## ABOUT THIS TASK
Below are records. Find each line in them that holds the word "Disponibilita" and copy it.

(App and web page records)
****************************************

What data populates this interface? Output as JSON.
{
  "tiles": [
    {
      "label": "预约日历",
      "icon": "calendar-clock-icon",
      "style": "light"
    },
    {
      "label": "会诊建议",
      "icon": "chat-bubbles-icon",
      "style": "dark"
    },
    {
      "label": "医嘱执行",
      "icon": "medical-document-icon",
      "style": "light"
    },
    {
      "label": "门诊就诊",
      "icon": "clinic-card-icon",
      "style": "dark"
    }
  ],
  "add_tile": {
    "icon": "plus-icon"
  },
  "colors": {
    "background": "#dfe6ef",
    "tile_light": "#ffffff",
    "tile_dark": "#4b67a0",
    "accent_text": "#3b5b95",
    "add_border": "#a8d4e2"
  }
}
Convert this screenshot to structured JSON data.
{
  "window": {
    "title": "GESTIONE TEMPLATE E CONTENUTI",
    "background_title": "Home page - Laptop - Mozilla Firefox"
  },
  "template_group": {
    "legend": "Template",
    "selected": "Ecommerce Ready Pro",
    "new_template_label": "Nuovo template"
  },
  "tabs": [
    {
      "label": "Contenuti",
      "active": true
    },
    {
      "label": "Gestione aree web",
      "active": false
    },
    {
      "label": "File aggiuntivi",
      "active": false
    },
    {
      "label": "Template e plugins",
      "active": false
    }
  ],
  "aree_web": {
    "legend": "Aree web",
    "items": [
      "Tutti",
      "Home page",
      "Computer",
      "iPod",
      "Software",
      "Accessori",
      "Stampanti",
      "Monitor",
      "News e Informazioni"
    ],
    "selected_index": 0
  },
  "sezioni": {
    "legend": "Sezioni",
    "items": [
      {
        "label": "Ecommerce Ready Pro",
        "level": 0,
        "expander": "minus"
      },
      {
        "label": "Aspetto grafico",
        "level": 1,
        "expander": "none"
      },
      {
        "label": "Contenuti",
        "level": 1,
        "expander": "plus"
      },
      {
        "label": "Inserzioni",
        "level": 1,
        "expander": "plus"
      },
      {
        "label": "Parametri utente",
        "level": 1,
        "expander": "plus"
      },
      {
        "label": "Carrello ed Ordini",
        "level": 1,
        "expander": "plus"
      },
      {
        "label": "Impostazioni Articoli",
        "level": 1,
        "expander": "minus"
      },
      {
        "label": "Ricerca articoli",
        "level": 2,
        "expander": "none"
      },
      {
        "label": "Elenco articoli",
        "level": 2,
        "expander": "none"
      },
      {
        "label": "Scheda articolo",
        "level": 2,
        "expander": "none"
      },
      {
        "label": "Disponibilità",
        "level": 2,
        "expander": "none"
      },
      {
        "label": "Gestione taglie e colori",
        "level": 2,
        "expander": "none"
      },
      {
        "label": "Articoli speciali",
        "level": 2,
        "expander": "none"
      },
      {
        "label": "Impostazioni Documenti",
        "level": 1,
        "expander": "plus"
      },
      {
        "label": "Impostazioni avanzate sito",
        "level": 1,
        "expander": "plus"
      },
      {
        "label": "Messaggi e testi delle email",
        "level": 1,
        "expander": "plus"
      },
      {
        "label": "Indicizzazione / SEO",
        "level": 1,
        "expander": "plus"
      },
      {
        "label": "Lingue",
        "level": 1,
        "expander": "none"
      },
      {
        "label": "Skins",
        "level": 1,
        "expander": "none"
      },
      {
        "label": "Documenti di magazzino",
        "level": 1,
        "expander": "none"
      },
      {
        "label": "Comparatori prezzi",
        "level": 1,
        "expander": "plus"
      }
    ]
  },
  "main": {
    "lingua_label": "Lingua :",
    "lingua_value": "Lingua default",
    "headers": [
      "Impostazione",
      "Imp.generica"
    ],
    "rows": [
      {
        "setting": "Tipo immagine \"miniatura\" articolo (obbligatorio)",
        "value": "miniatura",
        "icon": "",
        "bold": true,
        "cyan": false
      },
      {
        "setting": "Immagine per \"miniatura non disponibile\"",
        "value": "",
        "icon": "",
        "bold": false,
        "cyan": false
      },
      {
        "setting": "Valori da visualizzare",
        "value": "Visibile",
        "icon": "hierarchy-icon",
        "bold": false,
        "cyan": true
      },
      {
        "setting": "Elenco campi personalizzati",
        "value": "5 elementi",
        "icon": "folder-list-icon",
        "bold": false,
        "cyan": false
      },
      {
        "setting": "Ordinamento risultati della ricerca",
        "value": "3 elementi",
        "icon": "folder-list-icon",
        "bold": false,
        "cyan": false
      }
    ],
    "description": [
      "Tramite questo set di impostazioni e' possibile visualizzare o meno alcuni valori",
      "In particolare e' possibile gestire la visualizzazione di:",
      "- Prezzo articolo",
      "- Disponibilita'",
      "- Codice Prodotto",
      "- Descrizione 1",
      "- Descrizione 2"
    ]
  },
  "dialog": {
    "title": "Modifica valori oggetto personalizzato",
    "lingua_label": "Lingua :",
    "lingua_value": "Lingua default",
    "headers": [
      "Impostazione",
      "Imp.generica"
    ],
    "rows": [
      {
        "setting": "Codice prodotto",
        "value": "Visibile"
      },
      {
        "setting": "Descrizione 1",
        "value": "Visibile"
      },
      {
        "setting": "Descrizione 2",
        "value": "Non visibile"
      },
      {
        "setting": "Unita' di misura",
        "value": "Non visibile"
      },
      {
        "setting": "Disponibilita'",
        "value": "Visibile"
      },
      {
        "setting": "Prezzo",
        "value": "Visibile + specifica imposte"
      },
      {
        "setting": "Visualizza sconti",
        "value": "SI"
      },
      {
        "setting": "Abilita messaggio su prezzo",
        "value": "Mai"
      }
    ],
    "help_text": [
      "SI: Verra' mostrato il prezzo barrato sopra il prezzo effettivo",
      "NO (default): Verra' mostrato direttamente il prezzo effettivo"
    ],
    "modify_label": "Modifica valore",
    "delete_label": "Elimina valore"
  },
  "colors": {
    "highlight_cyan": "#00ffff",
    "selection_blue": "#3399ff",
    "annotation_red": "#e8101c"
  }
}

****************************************

## SOLUTION TO THE EXERCISE
      "- Disponibilita'",
        "setting": "Disponibilita'",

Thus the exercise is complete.